In the early twentieth century, the southwest side of Washington, DC featured a distinctive form of housing dating back as far as the Civil War: alley dwellings, many occupied by African Americans and immigrant Jews.
Though the housing looked shabby, the community was strong, with corner groceries, churches, and a vibrant neighborhood culture. But living conditions were poor. Many of the buildings lacked indoor plumbing and electricity.
In the 1950s, civic leaders saw these structures and their mixed uses as a blight on the city. They successfully fought (all the way to the Supreme Court) to clear the area and replaced the alley neighborhoods with a set of orderly, Modernist buildings.
The Southwest DC development approach defined a new concept in planning: "urban renewal." Urban renewal started with a bulldozer and continued with the construction of Modernist towers and "superblocks" dedicated solely to housing, versus the mixed uses of the old neighborhood.
One of the consequences of this urban renewal was the displacement of more than 20,000 households. Equally problematic was the loss of vibrant neighborhoods as they transitioned from mixed use to areas made up solely of housing or office towers. Civic leaders in DC now call the then-visionary project a mistake, and parts of Southwest DC are being redeveloped once again.
Because this urban renewal project took place in the nation's capital, it unfortunately served as an example for cities around the country. Members of Congress saw Southwest DC as a case study in how to design and fund similar projects in their districts back home.

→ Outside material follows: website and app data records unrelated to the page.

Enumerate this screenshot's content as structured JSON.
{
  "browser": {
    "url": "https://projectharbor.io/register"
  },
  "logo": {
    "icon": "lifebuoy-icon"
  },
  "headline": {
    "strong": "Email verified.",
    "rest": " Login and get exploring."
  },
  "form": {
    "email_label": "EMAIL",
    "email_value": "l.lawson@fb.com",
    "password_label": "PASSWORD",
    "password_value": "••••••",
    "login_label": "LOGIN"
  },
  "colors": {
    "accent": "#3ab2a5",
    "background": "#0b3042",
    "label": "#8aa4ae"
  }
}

Cities across the nation were soon bulldozing their own "blighted" neighborhoods and replacing them with silver-bullet projects in an attempt to address problems in their own urban environments. In many cases, these developments would themselves be redeveloped just a few decades later.